▶ **Data about app and page elements**:
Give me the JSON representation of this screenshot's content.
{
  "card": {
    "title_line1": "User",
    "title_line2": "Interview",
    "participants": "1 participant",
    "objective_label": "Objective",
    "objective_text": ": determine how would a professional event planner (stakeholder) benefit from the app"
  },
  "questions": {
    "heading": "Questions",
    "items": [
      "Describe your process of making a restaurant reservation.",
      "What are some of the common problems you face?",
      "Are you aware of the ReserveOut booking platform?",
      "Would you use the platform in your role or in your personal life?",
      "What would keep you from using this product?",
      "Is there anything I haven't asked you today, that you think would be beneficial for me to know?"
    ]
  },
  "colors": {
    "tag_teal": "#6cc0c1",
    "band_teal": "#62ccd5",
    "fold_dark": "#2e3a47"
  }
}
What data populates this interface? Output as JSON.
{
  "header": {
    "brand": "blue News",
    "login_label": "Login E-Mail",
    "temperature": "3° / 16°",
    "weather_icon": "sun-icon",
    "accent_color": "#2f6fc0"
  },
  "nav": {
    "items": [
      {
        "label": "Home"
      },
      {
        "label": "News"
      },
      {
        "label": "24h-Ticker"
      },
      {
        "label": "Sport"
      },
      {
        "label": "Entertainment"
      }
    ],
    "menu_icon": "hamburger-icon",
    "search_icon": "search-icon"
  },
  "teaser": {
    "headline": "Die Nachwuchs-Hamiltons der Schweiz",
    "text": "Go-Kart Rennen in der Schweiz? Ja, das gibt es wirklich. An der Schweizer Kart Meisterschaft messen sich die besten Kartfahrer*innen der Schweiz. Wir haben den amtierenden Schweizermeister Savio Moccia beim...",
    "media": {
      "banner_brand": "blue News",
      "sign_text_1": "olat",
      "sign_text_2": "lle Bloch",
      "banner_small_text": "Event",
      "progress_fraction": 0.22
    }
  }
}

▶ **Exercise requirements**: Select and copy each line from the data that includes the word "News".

▶ **Answer to this problem**:
    "brand": "blue News",
        "label": "News"
      "banner_brand": "blue News",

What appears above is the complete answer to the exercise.